You can’t touch me
While we’re talking about bankruptcy, remember that employees who file for bankruptcy are protected under federal law: you can’t fire them for filing, or even, according to a recent court opinion, for thinking about doing so.
If the bank is a creditor, it can pursue the legal remedies available, but termination of employment isn’t one of them.
Garnishment of wages is a state law issue and procedures differ from state to state, but most states prohibit firing an employee whose wages have been garnished by a creditor, at least the first couple of times.
By the way, be careful to respond appropriately and in a timely fashion to garnishment orders, or the bank may end up paying the employee’s debt.
Criminal record checks
Banks have special responsibilities with regard to checking an applicant’s criminal history. Section 19 of the Federal Deposit Insurance Act prohibits the employment of individuals who have committed crimes of “financial malfeasance”—theft, embezzlement, etc.
This prohibition also includes consultants working for the bank as independent contractors. In addition, mortgage loan originators employed by the bank now must register under the SAFE Act, and are required to make a full disclosure of any criminal history on Form MU4R. For more information on this new regulation, review this.
Except in Hawaii and Massachusetts, where such inquiry is prohibited, you should ask on the application whether the applicant has been convicted of a crime, stating that a criminal record is not an automatic bar to employment. Regardless of the answer, you should check the official list of individuals barred from employment because of crimes of financial malfeasance. Access this list from the Federal Financial Institutions Examination Council’s enforcement page.

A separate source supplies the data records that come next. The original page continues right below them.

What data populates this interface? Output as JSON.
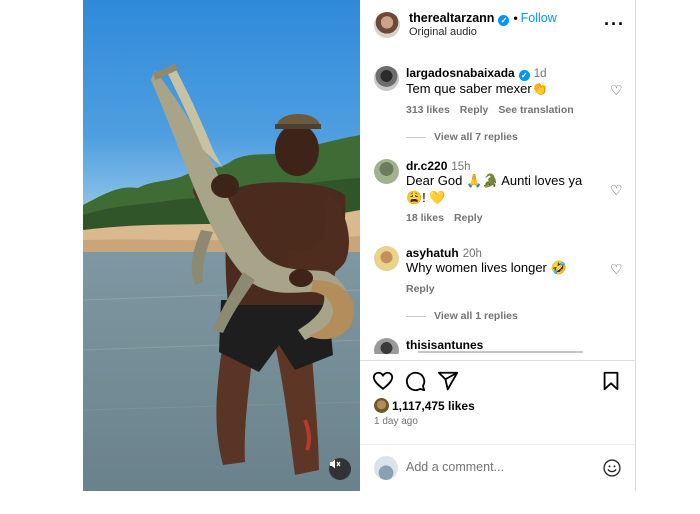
{
  "post": {
    "author": {
      "username": "therealtarzann",
      "verified": true,
      "follow_label": "Follow",
      "separator": "•",
      "audio_label": "Original audio"
    },
    "comments": [
      {
        "username": "largadosnabaixada",
        "verified": true,
        "time": "1d",
        "text": "Tem que saber mexer👏",
        "likes": "313 likes",
        "reply_label": "Reply",
        "translate_label": "See translation",
        "view_replies": "View all 7 replies"
      },
      {
        "username": "dr.c220",
        "verified": false,
        "time": "15h",
        "text": "Dear God 🙏🐊 Aunti loves ya 😩! 💛",
        "likes": "18 likes",
        "reply_label": "Reply"
      },
      {
        "username": "asyhatuh",
        "verified": false,
        "time": "20h",
        "text": "Why women lives longer 🤣",
        "reply_label": "Reply",
        "view_replies": "View all 1 replies"
      },
      {
        "username": "thisisantunes"
      }
    ],
    "likes_count": "1,117,475 likes",
    "time_ago": "1 day ago",
    "add_comment_placeholder": "Add a comment..."
  },
  "icons": {
    "more": "more-horizontal-icon",
    "heart": "heart-icon",
    "comment": "comment-icon",
    "share": "share-icon",
    "save": "bookmark-icon",
    "emoji": "emoji-icon",
    "mute": "muted-speaker-icon",
    "verified": "verified-badge-icon"
  },
  "colors": {
    "accent": "#0095f6",
    "muted_text": "#737373",
    "border": "#dbdbdb"
  }
}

Then, at the point of making a conditional offer, do a criminal record check. FBI’s fingerprint database is the most comprehensive and accurate source for criminal history information. The ABA has a service that can link you in. (Learn more)
A personal view here: I think honesty is an essential requirement of every job in banking or elsewhere. If you find the person receiving a job offer has lied on the application about having a criminal record, think seriously about whether you want this person in the bank’s employment, regardless of whether their crime was one of financial malfeasance.

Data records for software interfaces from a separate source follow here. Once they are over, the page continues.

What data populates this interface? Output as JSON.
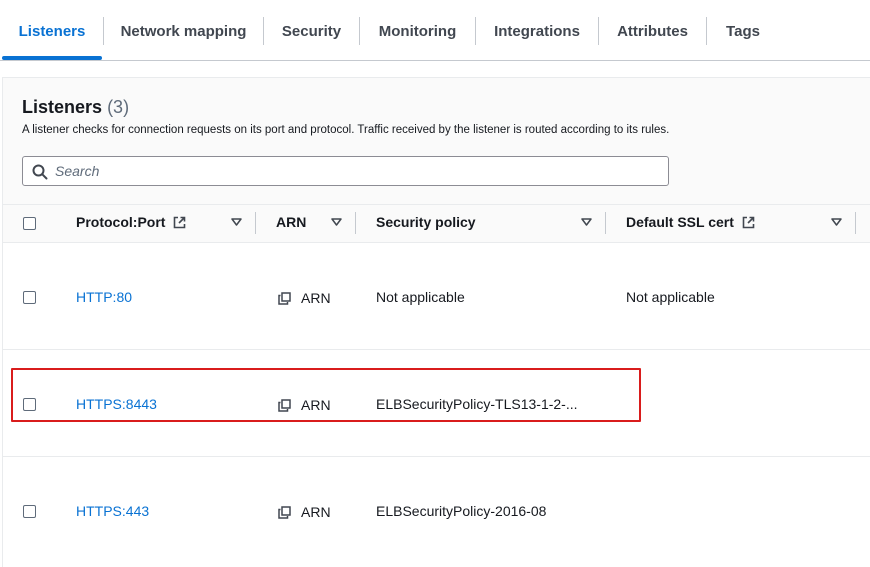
{
  "tabs": [
    {
      "label": "Listeners"
    },
    {
      "label": "Network mapping"
    },
    {
      "label": "Security"
    },
    {
      "label": "Monitoring"
    },
    {
      "label": "Integrations"
    },
    {
      "label": "Attributes"
    },
    {
      "label": "Tags"
    }
  ],
  "listeners": {
    "title": "Listeners",
    "count": "(3)",
    "description": "A listener checks for connection requests on its port and protocol. Traffic received by the listener is routed according to its rules.",
    "search_placeholder": "Search"
  },
  "table": {
    "columns": [
      "Protocol:Port",
      "ARN",
      "Security policy",
      "Default SSL cert"
    ],
    "rows": [
      {
        "protocol_port": "HTTP:80",
        "arn": "ARN",
        "security_policy": "Not applicable",
        "default_ssl_cert": "Not applicable"
      },
      {
        "protocol_port": "HTTPS:8443",
        "arn": "ARN",
        "security_policy": "ELBSecurityPolicy-TLS13-1-2-...",
        "default_ssl_cert": ""
      },
      {
        "protocol_port": "HTTPS:443",
        "arn": "ARN",
        "security_policy": "ELBSecurityPolicy-2016-08",
        "default_ssl_cert": ""
      }
    ]
  },
  "colors": {
    "accent": "#0972d3",
    "highlight_border": "#d91c1c"
  }
}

The best predictor
The best predictor of how an individual will perform is how they performed in prior jobs. Unfortunately, it is difficult to get former employers to open up about an ex-employee’s record.
Your bank probably has a policy of not giving out information beyond name, position held, and dates of employment. The fear is that a lawsuit will be filed by the former employee alleging defamation or discrimination. While this risk is probably slight, the rule of not giving a detailed reference is so entrenched that it is hard to get past it.

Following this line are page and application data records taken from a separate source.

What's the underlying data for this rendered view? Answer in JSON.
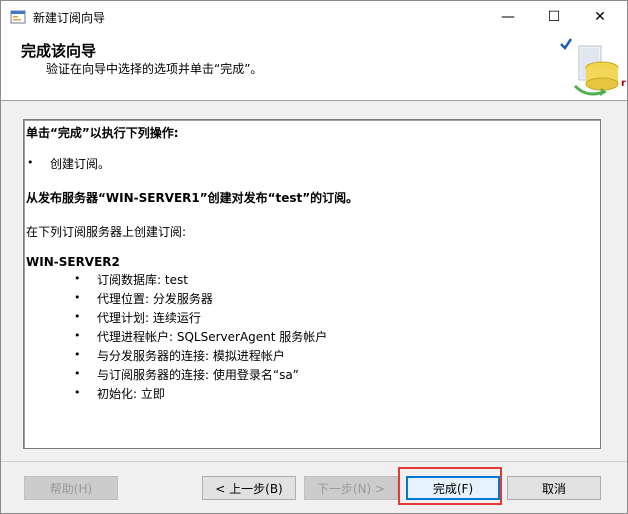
{
  "window": {
    "title": "新建订阅向导",
    "minimize_glyph": "—",
    "maximize_glyph": "☐",
    "close_glyph": "✕"
  },
  "header": {
    "title": "完成该向导",
    "subtitle": "验证在向导中选择的选项并单击“完成”。",
    "side_mark": "r"
  },
  "summary": {
    "heading": "单击“完成”以执行下列操作:",
    "action_bullet": "•",
    "action": "创建订阅。",
    "publication_line": "从发布服务器“WIN-SERVER1”创建对发布“test”的订阅。",
    "subscriber_intro": "在下列订阅服务器上创建订阅:",
    "subscriber_name": "WIN-SERVER2",
    "details": [
      {
        "bullet": "•",
        "text": "订阅数据库: test"
      },
      {
        "bullet": "•",
        "text": "代理位置: 分发服务器"
      },
      {
        "bullet": "•",
        "text": "代理计划: 连续运行"
      },
      {
        "bullet": "•",
        "text": "代理进程帐户: SQLServerAgent 服务帐户"
      },
      {
        "bullet": "•",
        "text": "与分发服务器的连接: 模拟进程帐户"
      },
      {
        "bullet": "•",
        "text": "与订阅服务器的连接: 使用登录名“sa”"
      },
      {
        "bullet": "•",
        "text": "初始化: 立即"
      }
    ]
  },
  "buttons": {
    "help": "帮助(H)",
    "back": "< 上一步(B)",
    "next": "下一步(N) >",
    "finish": "完成(F)",
    "cancel": "取消"
  },
  "colors": {
    "accent": "#0078d7",
    "highlight": "#e53935"
  }
}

Here are some questions that might get an answer:
• Is the candidate eligible for rehire?
• Was termination voluntary or involuntary?
The answers may raise a red flag that necessitates a frank discussion with the applicant. Also, always double-check dates of employment given on the application or resume with the former employer: this is where most resume fraud occurs.
And remember my basic premise: Honesty is an essential requirement of every job. If what you discover from any source—credit report, criminal record check, or prior employment references—does not jibe with the information given by the applicant, it warrants the question: Is this individual lying? If they are, do you want to hire them, no matter how good their credit record is?
For more information on this or other employment compliance topics, please call Employment Law Compliance at 866-801-6302 or go to www.employlawcompliance.com.
Marian Exall, our latest blogger, has written other recent articles for ABABJ.com: Why the HR director's popping Nexium * Overtime pay for home lenders in stunning upset to past U.S. law.